minaring+ku kariwang ta+taan

what+ERG magpie(ABS) eat+PRES

'What eats the magpie?'


There are 10 forms of negatives which work with different types of words or phrases.


Conjunctions are not commonly used in comparison to many languages. Sentences can often be connected without their use. These also have various combinations and case declinations.


Traditional lands of Australian Aboriginal tribes of eastern New South Wales.[8]
  • Ngaan – who?
  • Minaring – what?
  • Wonta – where?
  • Yakowai – how?
  • Yakowanta – when?
  • Korakowa – why not?
  • Wiya – say (how about) ...

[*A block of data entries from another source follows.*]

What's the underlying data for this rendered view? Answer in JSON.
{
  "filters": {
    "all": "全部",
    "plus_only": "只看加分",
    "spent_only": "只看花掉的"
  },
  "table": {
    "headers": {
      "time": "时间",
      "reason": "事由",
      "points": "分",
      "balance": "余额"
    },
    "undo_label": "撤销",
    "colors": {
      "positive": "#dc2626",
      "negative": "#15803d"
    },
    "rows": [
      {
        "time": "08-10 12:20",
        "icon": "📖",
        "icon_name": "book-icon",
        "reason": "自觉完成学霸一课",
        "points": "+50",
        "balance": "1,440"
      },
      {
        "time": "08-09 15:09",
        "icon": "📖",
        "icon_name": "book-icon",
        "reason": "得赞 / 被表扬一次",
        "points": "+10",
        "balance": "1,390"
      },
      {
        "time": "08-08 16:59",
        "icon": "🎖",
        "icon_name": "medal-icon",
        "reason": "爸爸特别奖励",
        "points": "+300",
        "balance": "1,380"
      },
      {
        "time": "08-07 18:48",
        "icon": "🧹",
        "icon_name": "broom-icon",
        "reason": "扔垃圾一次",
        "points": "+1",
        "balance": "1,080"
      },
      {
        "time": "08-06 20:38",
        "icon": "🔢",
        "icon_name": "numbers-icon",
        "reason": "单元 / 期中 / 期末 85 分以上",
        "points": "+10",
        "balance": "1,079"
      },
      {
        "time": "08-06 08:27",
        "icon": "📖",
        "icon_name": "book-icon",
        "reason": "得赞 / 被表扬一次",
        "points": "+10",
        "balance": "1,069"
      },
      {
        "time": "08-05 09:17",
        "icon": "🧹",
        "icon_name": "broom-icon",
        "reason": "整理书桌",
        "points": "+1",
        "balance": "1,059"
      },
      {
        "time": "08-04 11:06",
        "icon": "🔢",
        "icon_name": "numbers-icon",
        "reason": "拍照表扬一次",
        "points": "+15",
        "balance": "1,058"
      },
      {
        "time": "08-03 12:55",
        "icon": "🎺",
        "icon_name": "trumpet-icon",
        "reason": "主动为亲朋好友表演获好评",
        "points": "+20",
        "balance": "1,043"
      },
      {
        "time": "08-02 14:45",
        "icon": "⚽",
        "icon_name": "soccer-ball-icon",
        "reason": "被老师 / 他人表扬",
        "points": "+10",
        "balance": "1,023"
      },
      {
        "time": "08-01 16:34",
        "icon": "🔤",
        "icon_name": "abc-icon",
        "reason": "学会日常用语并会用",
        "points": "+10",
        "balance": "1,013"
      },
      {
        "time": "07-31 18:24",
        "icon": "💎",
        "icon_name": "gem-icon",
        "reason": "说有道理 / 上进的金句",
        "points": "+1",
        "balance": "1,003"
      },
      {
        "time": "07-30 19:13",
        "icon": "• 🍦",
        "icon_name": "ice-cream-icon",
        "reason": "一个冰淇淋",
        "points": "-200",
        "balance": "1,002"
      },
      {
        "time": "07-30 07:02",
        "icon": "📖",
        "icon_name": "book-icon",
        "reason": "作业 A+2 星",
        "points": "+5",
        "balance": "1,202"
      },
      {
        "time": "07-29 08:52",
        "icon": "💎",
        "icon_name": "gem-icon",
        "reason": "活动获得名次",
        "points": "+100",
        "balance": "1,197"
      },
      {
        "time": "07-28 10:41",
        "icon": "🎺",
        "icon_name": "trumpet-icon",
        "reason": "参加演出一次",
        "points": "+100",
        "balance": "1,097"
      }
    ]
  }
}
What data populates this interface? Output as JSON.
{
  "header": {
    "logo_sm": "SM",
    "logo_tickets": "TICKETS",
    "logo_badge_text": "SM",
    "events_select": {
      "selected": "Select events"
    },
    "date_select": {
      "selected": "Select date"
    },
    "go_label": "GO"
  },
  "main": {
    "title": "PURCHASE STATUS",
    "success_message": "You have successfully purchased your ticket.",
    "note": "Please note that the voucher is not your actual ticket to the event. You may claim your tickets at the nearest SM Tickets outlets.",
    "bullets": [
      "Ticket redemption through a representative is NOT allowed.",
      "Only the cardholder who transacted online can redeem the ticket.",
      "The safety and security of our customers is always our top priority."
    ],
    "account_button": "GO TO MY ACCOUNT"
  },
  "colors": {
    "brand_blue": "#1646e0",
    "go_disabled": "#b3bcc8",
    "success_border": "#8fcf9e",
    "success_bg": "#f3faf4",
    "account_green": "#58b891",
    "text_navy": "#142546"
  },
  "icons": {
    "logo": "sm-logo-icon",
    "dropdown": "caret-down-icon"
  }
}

Wonto ba kauwȧllo mankulla unnoa tara túġunbilliko ġurránto ġéen kinba,
2. Yanti bo ġearun kin bara ġukulla, unnoa tara nakillikan kurri-kurri kabiruġ ġatun mankillikan wiyellikanne koba.
3. Murrȧrȧġ tia kȧtan yantibo, koito baġ ba tuiġ ko ġirouġ Teopolo murrȧrȧġ ta,
4. Gurra-uwil koa bi tuloa, unnoa tara wiyatoara banuġ ba.
—Introduction of the Gospel of Luke[9]


  • Threlkeld, Lancelot Edward (1827). Specimens of a Dialect of the Aborigines of New South Wales; Being the first attempt to form their speech into a written language.
  • Threlkeld, Lancelot Edward (1834). An Australian grammar: comprehending the principles and natural rules of the language, as spoken by the Aborigines in the vicinity of Hunter's River, Lake Macquarie, &c. New South Wales.
  • Threlkeld, Lancelot Edward (1836). An Australian spelling book in the language as spoken by the Aborigines in the vicinity of Hunter's River, Lake Macquarie, New South Wales.
  • Threlkeld, Lancelot Edward (1850). A key to the structure of the Aboriginal language; being an analysis of the particles used as affixes, to form the various modifications of the verbs; shewing the essential powers, abstract roots, and other peculiarities of the language spoken by the Aborigines in the vicinity of Hunter River, Lake Macquarie, etc., New South Wales: together with comparisons of Polynesian and other dialects.
  • Threlkeld, Lancelot Edward (1858). Language of the Australian Aborigines. Waugh's Australian Almanac for the Year 1858. 60-80
  • Threlkeld, Lancelot Edward (1892). Fraser, John (ed.), An Australian language as spoken by the Awabakal, the people of Awaba or Lake Macquarie (near Newcastle, New South Wales) being an account of their language, traditions and customs.
  • Arposio, Alex (2009). A grammar for the Awabakal language.""
  • Arwarbukarl Cultural Resource Association Incorporated (2009) Awabakal Dictionary – Research Edition.

See also[edit]


  1. ^ Dixon, R. M. W. (2002). Australian Languages: Their Nature and Development. Cambridge University Press. p. xxxiv.
  2. ^ Hammarström, Harald; Forkel, Robert; Haspelmath, Martin, eds. (2017). "Awabakal". Glottolog 3.0. Jena, Germany: Max Planck Institute for the Science of Human History.
  3. ^ S66 Awabakal at the Australian Indigenous Languages Database, Australian Institute of Aboriginal and Torres Strait Islander Studies
  4. ^ Threlkeld, Lancelot Edward; Biraban, H. Livingstone; George Taplin; James Günther; William Grant Broughton; William Ridley (1892). An Australian language as spoken by the Awabakal, the people of Awaba, or lake Macquarie (near Newcastle, New South Wales): being an account of their language, traditions, and customs. C. Potter, Govt. Printer.
  5. ^ Arposio, Alex; Threlkeld, L. E. (Lancelot Edward), 1788-1859; Arwarbukarl Cultural Resource Association (2008), A grammar for the Awabakal language (Rev. (Nov 2008) ed.), Arwarbukarl Cultural Resource Association, retrieved 26 June 2019CS1 maint: multiple names: authors list (link)
  6. ^ Arposio, Alex; Arwarbukarl Cultural Resource Association Inc (2009), An introduction to the Awabakal language : its orthography, recommended orthoepy and its grammar and stylistics (Rev. ed.), Arwarbukarl Cultural Resource Association, ISBN 978-0-9804680-5-2
  7. ^ Arposio, Alex; Arwarbukarl Cultural Resource Association Inc (2010), Nupaleyalaan palii Awabakalkoba = Teach yourself Awabakal, Arwarbukarl Cultural Resource Association Inc, ISBN 978-0-9804680-2-1
  8. ^ This map is indicative only.
  9. ^ This orthography is from the original works of Threlkeld. A new orthography was created in 2004.

External links[edit]